*** Opening Material for this task ***

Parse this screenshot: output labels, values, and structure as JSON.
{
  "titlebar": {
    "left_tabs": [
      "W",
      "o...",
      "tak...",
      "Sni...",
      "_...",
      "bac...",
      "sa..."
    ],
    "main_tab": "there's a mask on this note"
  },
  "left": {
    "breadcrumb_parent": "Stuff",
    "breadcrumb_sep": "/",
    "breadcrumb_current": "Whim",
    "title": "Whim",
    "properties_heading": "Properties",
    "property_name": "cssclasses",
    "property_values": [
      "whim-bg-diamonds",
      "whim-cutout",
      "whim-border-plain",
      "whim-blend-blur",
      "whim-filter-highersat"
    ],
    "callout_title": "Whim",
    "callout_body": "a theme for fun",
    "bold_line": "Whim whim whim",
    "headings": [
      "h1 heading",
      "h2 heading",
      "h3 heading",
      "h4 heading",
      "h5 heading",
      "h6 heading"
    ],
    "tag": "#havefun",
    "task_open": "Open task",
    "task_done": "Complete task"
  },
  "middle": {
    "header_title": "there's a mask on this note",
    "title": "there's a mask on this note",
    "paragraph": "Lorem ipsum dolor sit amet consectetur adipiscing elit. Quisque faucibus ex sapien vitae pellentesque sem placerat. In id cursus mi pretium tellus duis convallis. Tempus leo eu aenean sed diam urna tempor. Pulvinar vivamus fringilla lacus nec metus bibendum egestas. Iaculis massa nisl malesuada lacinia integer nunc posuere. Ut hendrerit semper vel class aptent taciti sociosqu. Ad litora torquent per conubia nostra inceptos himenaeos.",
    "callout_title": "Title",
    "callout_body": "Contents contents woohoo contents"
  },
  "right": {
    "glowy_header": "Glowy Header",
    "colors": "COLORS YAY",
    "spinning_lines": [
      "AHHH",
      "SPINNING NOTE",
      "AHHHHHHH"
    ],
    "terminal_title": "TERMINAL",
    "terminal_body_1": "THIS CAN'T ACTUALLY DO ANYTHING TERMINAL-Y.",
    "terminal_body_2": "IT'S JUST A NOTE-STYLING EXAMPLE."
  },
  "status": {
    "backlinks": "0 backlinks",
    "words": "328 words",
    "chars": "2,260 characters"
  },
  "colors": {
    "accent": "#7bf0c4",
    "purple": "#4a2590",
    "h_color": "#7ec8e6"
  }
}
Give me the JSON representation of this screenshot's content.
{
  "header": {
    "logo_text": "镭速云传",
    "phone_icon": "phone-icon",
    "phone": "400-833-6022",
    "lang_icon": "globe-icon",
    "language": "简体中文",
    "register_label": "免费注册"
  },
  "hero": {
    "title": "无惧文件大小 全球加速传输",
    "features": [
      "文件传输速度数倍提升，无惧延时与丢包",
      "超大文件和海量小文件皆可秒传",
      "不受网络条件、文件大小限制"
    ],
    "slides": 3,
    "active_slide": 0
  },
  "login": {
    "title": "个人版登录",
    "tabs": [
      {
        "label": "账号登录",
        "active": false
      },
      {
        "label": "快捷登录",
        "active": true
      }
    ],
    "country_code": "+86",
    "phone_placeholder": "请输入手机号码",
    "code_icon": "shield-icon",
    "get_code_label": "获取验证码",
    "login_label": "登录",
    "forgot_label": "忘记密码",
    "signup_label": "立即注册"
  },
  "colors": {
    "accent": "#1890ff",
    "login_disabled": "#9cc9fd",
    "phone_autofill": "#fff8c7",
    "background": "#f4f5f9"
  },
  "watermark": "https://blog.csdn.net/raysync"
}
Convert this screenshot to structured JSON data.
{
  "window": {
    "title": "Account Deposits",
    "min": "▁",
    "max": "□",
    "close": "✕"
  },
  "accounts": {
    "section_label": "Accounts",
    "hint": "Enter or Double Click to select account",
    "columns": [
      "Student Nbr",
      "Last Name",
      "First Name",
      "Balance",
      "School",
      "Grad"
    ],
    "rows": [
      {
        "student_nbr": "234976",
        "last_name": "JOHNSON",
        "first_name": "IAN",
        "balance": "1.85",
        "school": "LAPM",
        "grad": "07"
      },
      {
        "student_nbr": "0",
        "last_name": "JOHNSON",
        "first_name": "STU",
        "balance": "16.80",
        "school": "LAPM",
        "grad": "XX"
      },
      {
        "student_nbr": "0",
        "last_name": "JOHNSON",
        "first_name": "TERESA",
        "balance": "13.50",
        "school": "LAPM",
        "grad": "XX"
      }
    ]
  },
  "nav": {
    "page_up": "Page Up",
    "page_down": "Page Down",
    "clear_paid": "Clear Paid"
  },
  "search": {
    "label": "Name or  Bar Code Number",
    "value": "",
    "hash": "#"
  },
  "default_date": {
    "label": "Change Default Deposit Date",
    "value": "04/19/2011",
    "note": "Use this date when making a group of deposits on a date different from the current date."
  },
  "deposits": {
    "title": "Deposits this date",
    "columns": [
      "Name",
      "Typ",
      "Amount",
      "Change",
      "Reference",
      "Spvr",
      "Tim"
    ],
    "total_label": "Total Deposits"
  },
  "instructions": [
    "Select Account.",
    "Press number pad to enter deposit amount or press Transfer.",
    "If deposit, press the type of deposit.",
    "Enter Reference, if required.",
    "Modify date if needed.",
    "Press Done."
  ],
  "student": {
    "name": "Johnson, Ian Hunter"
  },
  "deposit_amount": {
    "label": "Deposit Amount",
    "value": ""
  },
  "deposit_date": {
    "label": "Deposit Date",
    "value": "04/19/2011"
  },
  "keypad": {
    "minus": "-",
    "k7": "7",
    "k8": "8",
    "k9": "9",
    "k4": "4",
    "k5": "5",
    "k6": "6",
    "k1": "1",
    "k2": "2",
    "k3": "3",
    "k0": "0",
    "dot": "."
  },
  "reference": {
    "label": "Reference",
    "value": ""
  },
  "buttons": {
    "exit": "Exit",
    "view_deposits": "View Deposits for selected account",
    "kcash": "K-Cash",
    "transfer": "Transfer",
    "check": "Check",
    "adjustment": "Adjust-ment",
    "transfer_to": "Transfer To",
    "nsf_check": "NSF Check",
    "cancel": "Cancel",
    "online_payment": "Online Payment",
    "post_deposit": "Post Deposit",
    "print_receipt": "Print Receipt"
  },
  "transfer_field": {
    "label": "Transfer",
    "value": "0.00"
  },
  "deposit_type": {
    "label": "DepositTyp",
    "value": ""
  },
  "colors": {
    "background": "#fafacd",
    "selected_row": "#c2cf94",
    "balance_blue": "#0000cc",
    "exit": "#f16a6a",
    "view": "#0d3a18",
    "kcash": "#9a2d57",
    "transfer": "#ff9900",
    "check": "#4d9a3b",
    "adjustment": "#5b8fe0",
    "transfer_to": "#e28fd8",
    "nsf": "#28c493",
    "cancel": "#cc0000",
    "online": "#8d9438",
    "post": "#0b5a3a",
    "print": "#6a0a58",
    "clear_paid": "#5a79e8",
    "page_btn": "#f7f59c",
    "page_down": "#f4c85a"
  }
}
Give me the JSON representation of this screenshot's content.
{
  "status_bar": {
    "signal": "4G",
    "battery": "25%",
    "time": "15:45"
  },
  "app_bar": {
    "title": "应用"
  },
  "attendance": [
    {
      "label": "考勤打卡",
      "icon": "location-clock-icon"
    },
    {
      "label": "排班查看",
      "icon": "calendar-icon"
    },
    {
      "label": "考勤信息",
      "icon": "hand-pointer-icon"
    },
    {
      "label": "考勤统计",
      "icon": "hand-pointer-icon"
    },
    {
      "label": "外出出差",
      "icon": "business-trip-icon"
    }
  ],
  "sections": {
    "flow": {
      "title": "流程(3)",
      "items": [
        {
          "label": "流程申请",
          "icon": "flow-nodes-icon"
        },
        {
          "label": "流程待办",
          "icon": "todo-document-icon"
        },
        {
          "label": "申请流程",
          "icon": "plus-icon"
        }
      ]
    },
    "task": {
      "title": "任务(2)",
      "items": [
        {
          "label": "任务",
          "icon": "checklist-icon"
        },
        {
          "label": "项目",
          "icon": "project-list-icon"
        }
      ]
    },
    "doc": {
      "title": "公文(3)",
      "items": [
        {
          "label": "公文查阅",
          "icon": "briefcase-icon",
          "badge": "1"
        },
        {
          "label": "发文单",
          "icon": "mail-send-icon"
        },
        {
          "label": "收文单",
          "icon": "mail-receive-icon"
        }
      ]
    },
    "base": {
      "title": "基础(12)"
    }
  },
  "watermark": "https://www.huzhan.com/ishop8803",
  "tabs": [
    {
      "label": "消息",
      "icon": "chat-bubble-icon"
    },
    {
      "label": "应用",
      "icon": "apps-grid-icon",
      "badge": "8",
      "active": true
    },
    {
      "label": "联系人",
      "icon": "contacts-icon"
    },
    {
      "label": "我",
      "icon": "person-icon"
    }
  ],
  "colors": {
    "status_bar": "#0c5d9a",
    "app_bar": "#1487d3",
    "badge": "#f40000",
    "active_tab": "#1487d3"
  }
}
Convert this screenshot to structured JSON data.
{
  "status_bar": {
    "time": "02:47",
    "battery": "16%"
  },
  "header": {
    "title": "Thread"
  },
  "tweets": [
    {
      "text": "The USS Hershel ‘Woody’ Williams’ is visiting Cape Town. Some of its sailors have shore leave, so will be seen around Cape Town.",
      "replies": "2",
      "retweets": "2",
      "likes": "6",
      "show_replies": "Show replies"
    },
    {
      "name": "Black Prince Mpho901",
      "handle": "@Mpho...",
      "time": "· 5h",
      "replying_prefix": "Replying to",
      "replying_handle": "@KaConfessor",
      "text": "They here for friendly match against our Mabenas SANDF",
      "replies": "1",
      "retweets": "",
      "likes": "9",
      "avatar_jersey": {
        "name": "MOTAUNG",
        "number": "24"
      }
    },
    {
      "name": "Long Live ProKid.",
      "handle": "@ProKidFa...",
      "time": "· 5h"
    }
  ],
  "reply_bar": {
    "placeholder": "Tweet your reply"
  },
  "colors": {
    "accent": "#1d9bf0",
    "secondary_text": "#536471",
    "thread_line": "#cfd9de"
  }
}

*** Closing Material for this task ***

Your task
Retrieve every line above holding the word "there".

Answer to this task
    "main_tab": "there's a mask on this note"
    "header_title": "there's a mask on this note",
    "title": "there's a mask on this note",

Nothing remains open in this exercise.